The interesting part is that two chapters in, though I’m struggling to keep the new voice authentic through word choice and structure, I’m finding the best thing I can do is to adopt her mindset. Method writing, perhaps? In order to know instinctively how she would react and what she would say in any given situation, I need to think like she would. I’ve found it rather therapeutic to shift my brain into nothing-gets-me-down girl; I’ve stopped for a break a number of times and found that I’ve been unconsciously smiling.

Reading back through the chapters I’ve written so far, I have managed to create a distinctly different voice for this novel, and yet my writing voice is still in there. Perhaps there are writers in the world who are true chameleons and can write in a completely different voice from book to book, but I am not quite there yet. And yet… I’m not sure I want to be. Not entirely. When I pick up a book by a favourite author, I want to hear his or her voice in there somewhere. It’s like a trademark.
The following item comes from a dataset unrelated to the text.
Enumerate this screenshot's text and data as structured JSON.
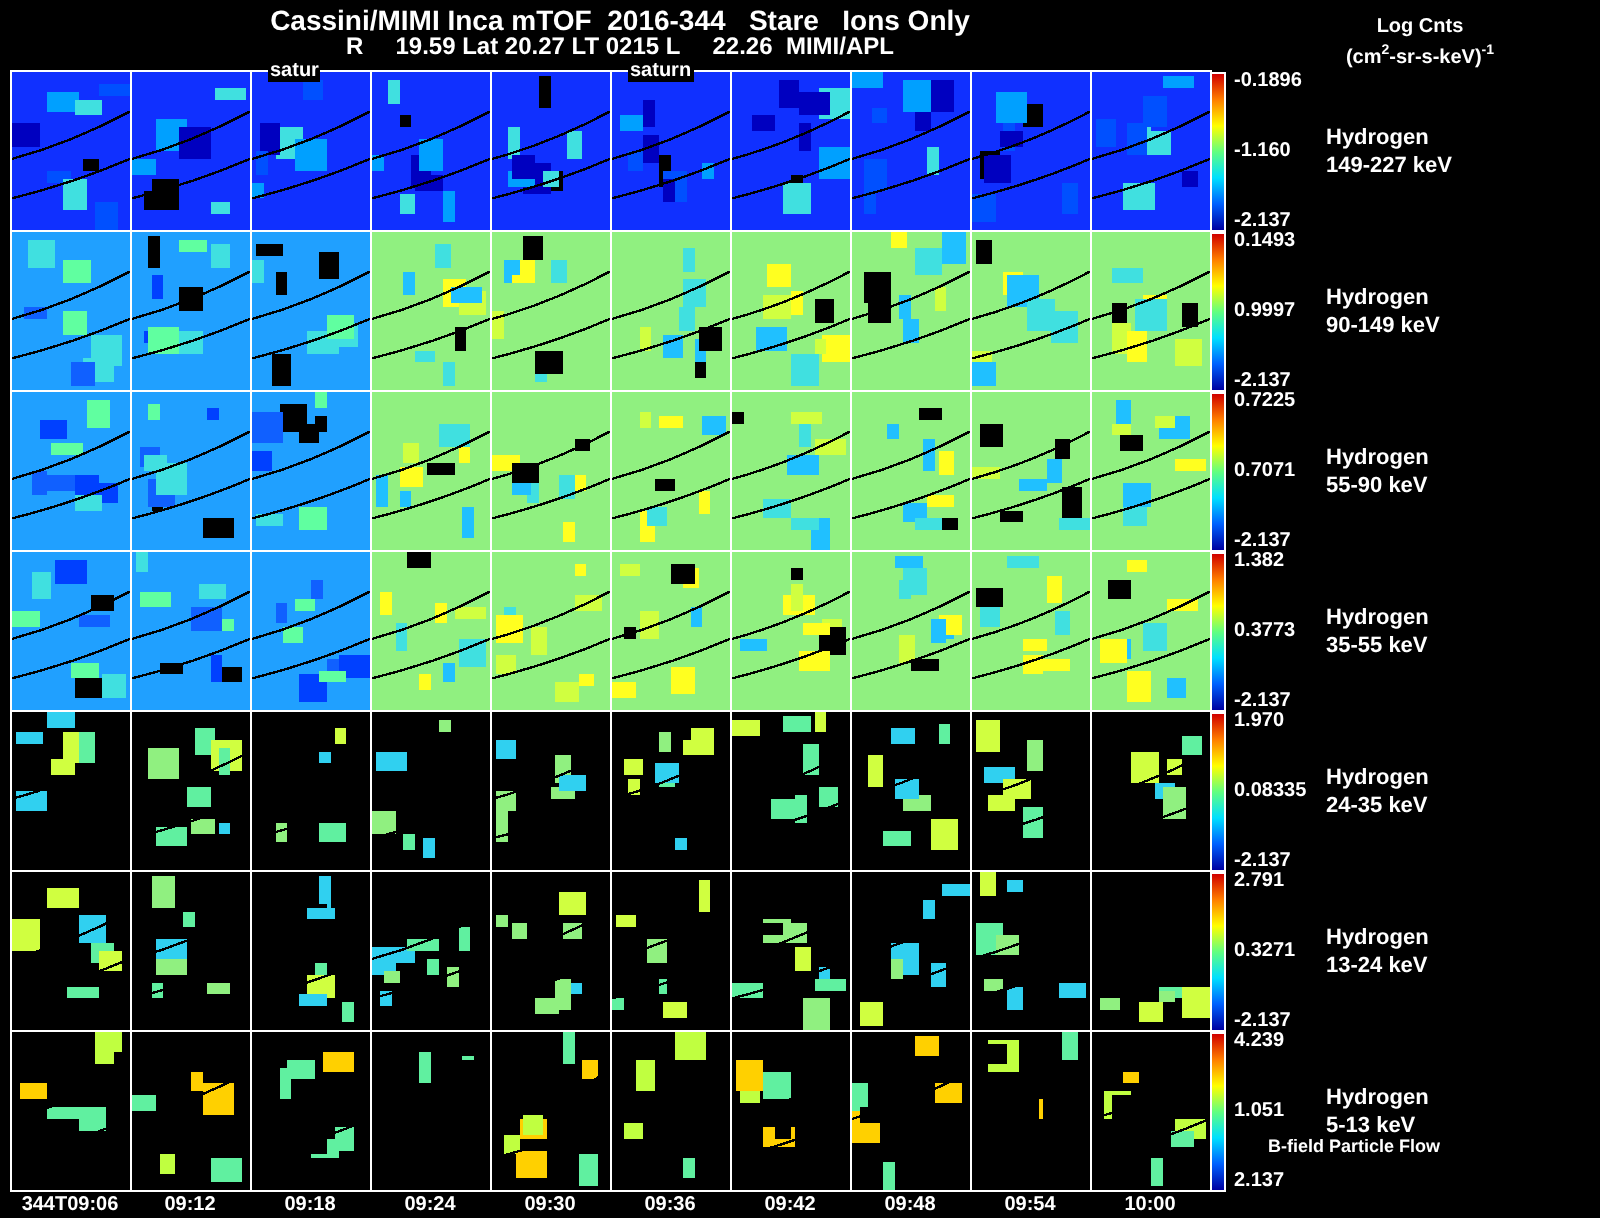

No, on second thoughts, it’s more subtle than that. It’s more of a watermark. Something at the nucleus of the writing that stamps it as theirs, and without it, I wouldn’t be able to trust the unfamiliar book to deliver what I liked about previous works.

Ideally, I want to find a balance. I hope that at some point my work will have fans who don’t know me personally, and don’t know what my real-life voice sounds like. For those people, I would hope to create something new and engaging each time, but with an intangible familiarity that allows them to trust that they’re going to get a healthy dose of what I do, no matter who the characters are, what they achieve or where I take them.

© 2024 Zoë Writes

Theme by Anders NorenUp ↑